Toklo's brother Tobi from Seeker Bears is first shown to be seriously ill and is too weak to talk, play, and even walk. In the sixth chapter of The Quest Begins, he finally dies and is shown to be very healthy as a spirit. Tolo's Story, however, shows that he wasn't always ill. Being swept away in a river (before being rescued by Oka) was the result of the ill cub we see at the beginning of the series.
In The Fault in Our Stars, Augustus's Backstory is that he was once one of these, which allows him a certain understanding of the plight of Ill Girl Hazel. Fortunately, he got better. Not. His cancer was merely hiding, and it ultimately comes back to claim his life.
Jem Carstairs from The Infernal Devices has to take a drug to battle a disease he got from being tortured as a child and coughs up blood if he goes too long without it.

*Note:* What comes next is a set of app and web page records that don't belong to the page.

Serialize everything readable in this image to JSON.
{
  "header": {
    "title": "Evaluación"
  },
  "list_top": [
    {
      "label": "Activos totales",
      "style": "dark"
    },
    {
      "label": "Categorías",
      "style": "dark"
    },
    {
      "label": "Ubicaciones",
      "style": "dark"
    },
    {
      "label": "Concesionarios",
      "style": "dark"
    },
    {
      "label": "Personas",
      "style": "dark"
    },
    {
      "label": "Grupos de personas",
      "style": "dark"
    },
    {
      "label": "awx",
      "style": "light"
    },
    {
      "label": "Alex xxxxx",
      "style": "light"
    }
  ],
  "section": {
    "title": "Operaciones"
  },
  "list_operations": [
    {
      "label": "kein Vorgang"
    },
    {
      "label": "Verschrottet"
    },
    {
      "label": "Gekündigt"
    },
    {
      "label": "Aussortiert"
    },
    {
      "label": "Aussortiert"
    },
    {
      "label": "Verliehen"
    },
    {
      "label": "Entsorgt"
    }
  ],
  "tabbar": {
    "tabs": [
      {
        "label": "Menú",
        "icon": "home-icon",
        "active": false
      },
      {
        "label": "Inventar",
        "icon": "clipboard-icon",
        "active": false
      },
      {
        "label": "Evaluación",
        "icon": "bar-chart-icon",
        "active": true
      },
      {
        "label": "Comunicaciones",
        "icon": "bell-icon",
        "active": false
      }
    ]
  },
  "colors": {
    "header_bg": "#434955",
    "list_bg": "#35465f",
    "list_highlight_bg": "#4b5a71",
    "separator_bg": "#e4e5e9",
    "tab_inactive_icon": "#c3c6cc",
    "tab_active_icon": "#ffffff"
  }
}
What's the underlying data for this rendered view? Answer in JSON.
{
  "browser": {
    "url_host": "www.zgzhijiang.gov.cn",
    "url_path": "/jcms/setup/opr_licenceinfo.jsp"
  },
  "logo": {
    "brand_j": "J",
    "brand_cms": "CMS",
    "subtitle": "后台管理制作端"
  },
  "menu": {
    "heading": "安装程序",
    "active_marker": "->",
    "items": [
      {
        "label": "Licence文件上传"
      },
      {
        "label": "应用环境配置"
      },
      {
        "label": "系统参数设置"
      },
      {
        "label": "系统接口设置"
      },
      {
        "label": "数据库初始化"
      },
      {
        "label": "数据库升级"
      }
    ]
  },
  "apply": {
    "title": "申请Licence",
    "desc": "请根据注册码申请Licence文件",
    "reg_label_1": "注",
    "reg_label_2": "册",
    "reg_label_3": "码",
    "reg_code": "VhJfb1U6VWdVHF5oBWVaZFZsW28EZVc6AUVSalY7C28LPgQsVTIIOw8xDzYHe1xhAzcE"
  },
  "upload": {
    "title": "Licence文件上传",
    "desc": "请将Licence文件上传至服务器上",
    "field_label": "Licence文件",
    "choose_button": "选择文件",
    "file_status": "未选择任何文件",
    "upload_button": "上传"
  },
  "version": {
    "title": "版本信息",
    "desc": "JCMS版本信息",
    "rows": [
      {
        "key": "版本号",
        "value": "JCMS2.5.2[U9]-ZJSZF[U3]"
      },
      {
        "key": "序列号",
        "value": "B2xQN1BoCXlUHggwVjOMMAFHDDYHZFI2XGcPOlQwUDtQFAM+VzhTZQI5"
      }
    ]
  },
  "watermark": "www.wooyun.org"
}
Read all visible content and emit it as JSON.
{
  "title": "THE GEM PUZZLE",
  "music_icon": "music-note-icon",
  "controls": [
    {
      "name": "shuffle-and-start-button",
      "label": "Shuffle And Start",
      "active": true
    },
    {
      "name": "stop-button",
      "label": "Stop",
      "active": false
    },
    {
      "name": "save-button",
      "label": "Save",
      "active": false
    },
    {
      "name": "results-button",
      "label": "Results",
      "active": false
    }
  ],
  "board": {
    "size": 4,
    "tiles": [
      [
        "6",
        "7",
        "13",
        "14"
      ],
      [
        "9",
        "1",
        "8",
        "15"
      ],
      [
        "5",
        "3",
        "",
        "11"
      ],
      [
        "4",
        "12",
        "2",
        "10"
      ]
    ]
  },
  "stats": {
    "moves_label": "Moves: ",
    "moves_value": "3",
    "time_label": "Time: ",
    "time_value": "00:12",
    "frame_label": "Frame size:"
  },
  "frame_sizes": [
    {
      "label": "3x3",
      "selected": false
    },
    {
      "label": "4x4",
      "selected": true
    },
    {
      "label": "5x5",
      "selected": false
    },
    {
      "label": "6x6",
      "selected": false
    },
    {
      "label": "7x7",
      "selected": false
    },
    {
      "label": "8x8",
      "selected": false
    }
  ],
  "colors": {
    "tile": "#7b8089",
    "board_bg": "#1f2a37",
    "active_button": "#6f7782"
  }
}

Raistlin Majere from Dragonlance. He is a sickly child to begin with, and after his health is shattered in the Tower, he suffers from a disease that resembles tuberculosis or, since it is not contagious, a very dramatic version of asthma.
Renarin Kholin from The Stormlight Archive has a blood weakness that prevents him from fighting, which a source of angst for him, since he is part of the royal family of a warlike culture. In the second book, he says that he has epilepsy.
Twilight: This trope is the reason why Edward Cullen became a vampire. More exactly, in 1918, a 16-year-old Edward and his mother were dying from Spanish flu. She took him to Dr. Carlisle Cullen, begged him to save Edward at any cost, then died. You know what followed.